Example with Maven:

  • Add Selenium and TestNG dependencies to pom.xml.
  • Define test execution goals in the Maven build lifecycle.
  • Run the mvn test to compile the code and execute Selenium tests.
  • Use Maven Surefire or Failsafe plugins to generate test reports.

By combining Selenium with these technologies, you can build a strong, automated testing framework that guarantees consistent quality and effective testing procedures.

Cloud-based testing platforms have become revolutionary in this context, providing several benefits over conventional on-premises testing setups.

LambdaTest is a unique AI-powered test orchestration and execution platform. Selenium testing provides a stable and expandable cloud infrastructure with access to more than 3000 real operating systems and browsers. 

Delivering outstanding user experiences on all platforms and guaranteeing thorough test coverage is possible when you include LambdaTest in your testing process.

Because it easily interacts with well-known CI/CD solutions like Travis CI, CircleCI, and Jenkins, LambdaTest simplifies continuous testing and is a great option for organizations looking to optimize their development processes. 

With capabilities like automatic screenshot creation, real-time browser testing, and comprehensive test logs, LambdaTest gives your team the tools to find and fix problems quickly.

Utilizing this cloud-based platform will increase the overall quality of your web application, shorten the time to market, and strengthen your testing capabilities. LambdaTest offers the resources and assistance required to advance your Selenium testing, regardless of your organization’s size.


Selenium has established itself as a vital resource in automated testing, enabling organizations in various sectors to improve the caliber of their software and shorten delivery times. 

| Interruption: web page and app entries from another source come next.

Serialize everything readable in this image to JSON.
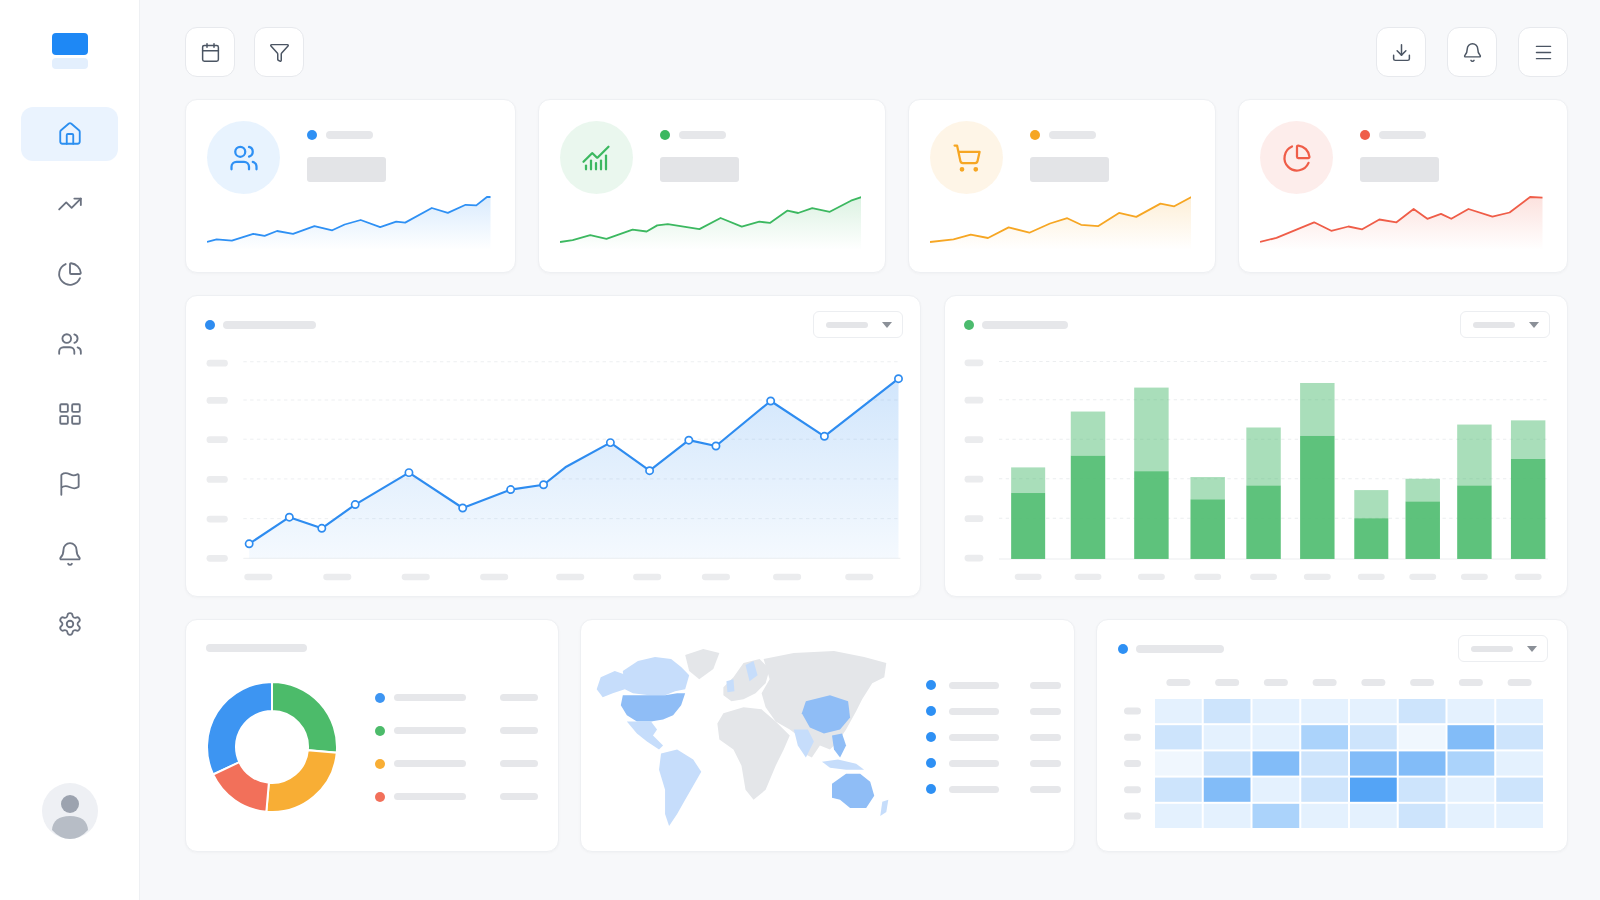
{
  "sidebar": {
    "items": [
      {
        "selected": true
      },
      {
        "selected": false
      },
      {
        "selected": false
      },
      {
        "selected": false
      },
      {
        "selected": false
      },
      {
        "selected": false
      },
      {
        "selected": false
      },
      {
        "selected": false
      }
    ]
  },
  "stat_cards": [
    {
      "color": "#2e90f4"
    },
    {
      "color": "#3cb860"
    },
    {
      "color": "#f6a623"
    },
    {
      "color": "#ef5d48"
    }
  ],
  "charts": [
    {
      "kind": "line",
      "color": "#2e8cf0"
    },
    {
      "kind": "bar",
      "color": "#4cbb6e"
    }
  ],
  "widgets": [
    {
      "kind": "donut",
      "legend": [
        {
          "color": "#3d95f2"
        },
        {
          "color": "#4cbb6a"
        },
        {
          "color": "#f8ae35"
        },
        {
          "color": "#f2705a"
        }
      ]
    },
    {
      "kind": "map"
    },
    {
      "kind": "heatmap",
      "color": "#2e90f4"
    }
  ]
}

Organizations may create thorough and effective testing pipelines by combining Selenium with cloud-based testing services, reporting frameworks, and continuous integration technologies.  Integrating test coverage, dependability, and early problem identification and resolution improves customer satisfaction and operational efficiency.

Developers with organizations may use Selenium’s capacity to meet testing objectives by following best practices and recognizing frequent issues. This thorough tutorial gives you the information and insights you need to succeed with Selenium or enhance your test automation framework.

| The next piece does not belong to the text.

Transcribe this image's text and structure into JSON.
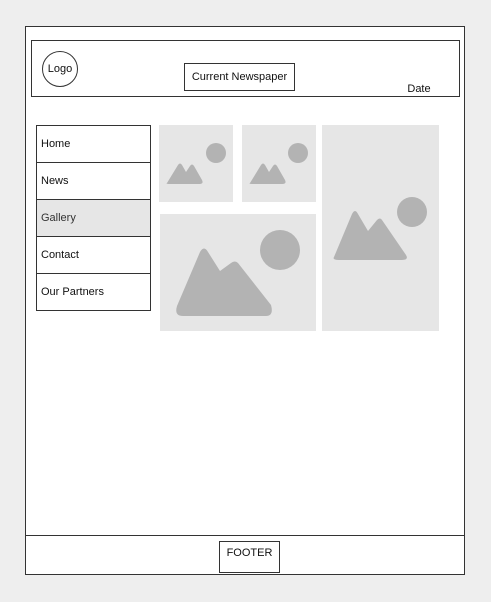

Holly is the smartest person you will ever know (Or so she tells us lol). She's a gamer by heart, and an author by soul. Writing for the website g15tools is a dream come true for her - she loves being able to share her thoughts and insights with others who love gaming as much as she does. When she's not writing or gaming, Holly can be found spending time with her friends and family.